*What you need to do*:
Copy out all lines from the entries below in which "Welcome" occurs.

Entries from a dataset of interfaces
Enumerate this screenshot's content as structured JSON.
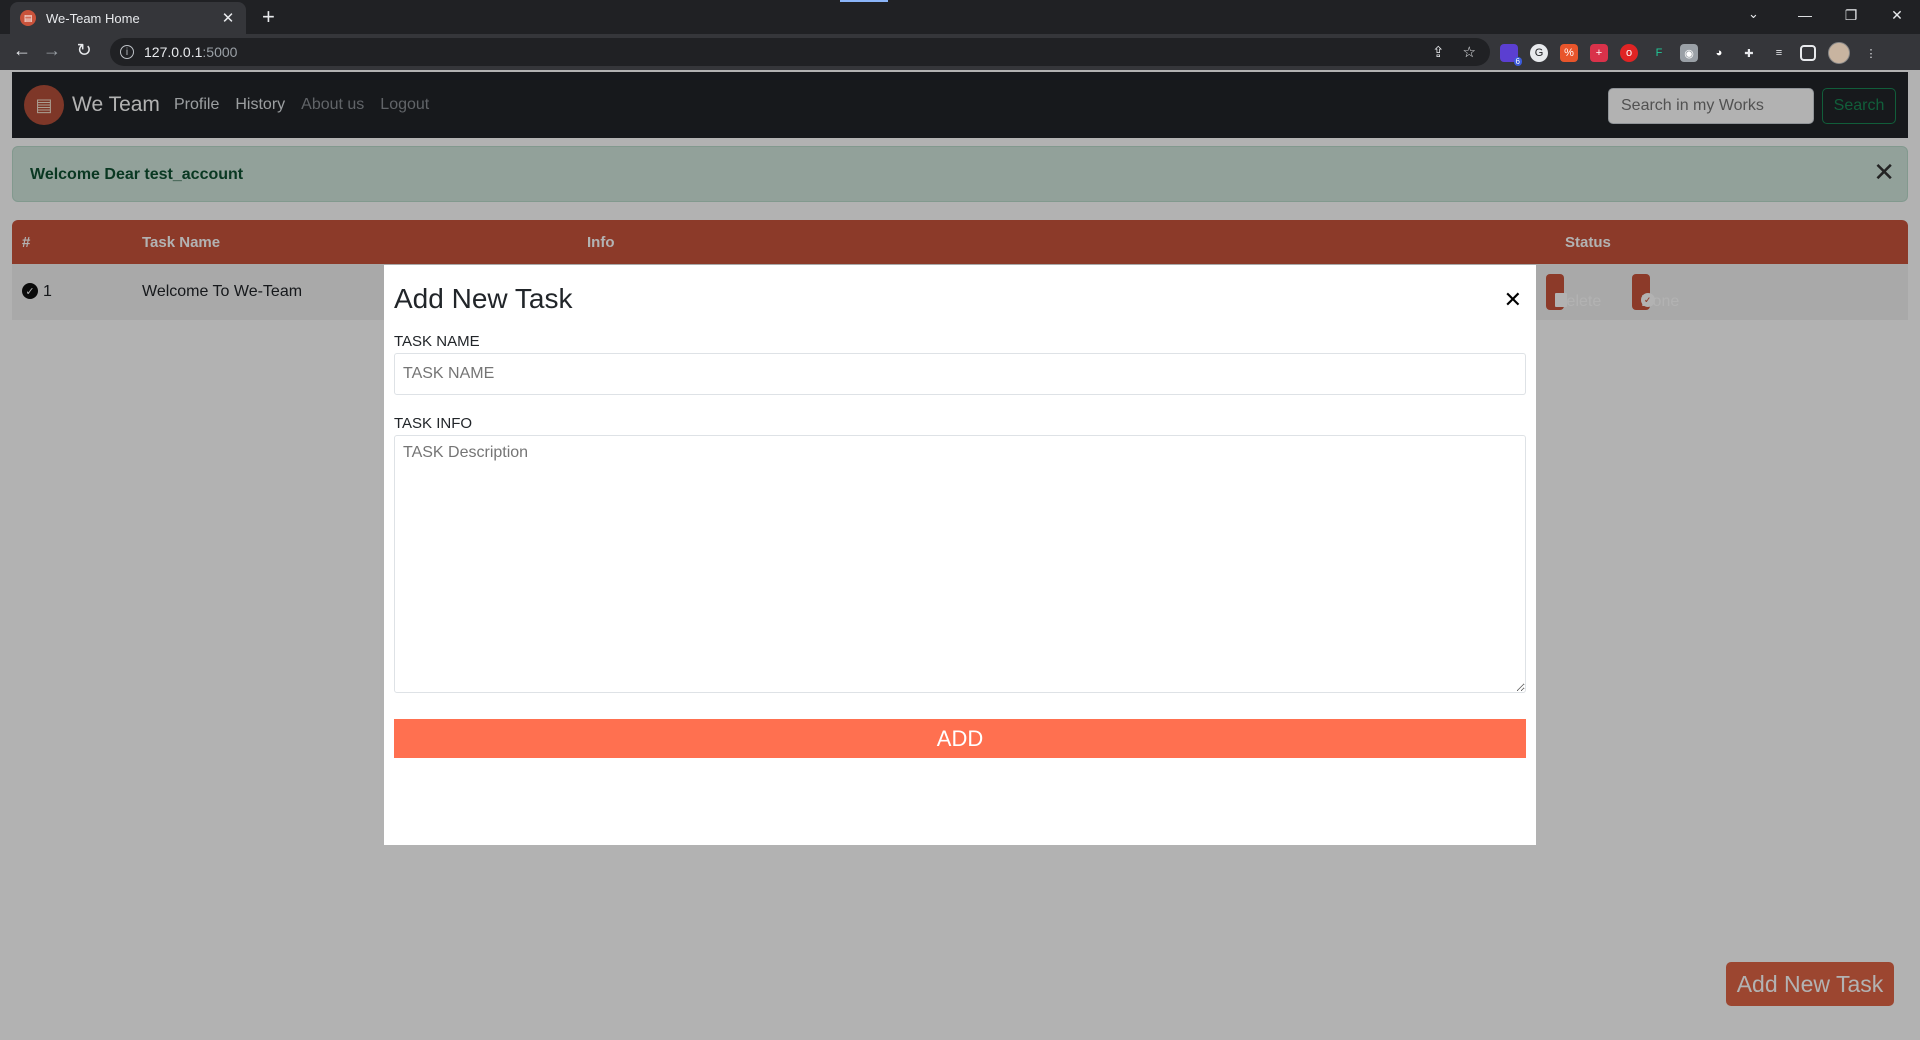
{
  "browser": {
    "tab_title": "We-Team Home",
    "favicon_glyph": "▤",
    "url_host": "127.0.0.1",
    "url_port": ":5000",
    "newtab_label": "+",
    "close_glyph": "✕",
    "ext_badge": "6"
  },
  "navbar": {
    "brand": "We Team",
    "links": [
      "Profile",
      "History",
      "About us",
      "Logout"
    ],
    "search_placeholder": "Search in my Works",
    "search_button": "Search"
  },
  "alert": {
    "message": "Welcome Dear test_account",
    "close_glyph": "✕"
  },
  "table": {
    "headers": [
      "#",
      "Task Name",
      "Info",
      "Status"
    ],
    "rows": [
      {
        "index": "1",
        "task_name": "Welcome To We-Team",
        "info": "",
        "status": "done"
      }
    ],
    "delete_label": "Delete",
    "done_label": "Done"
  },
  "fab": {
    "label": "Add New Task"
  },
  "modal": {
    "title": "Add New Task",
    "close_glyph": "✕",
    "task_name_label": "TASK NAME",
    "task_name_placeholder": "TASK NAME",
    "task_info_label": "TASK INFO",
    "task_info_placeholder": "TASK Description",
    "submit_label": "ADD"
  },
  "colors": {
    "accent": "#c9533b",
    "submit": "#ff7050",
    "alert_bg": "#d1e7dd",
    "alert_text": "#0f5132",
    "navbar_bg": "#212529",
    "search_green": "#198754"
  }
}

*Response to this task*:
    "message": "Welcome Dear test_account",
        "task_name": "Welcome To We-Team",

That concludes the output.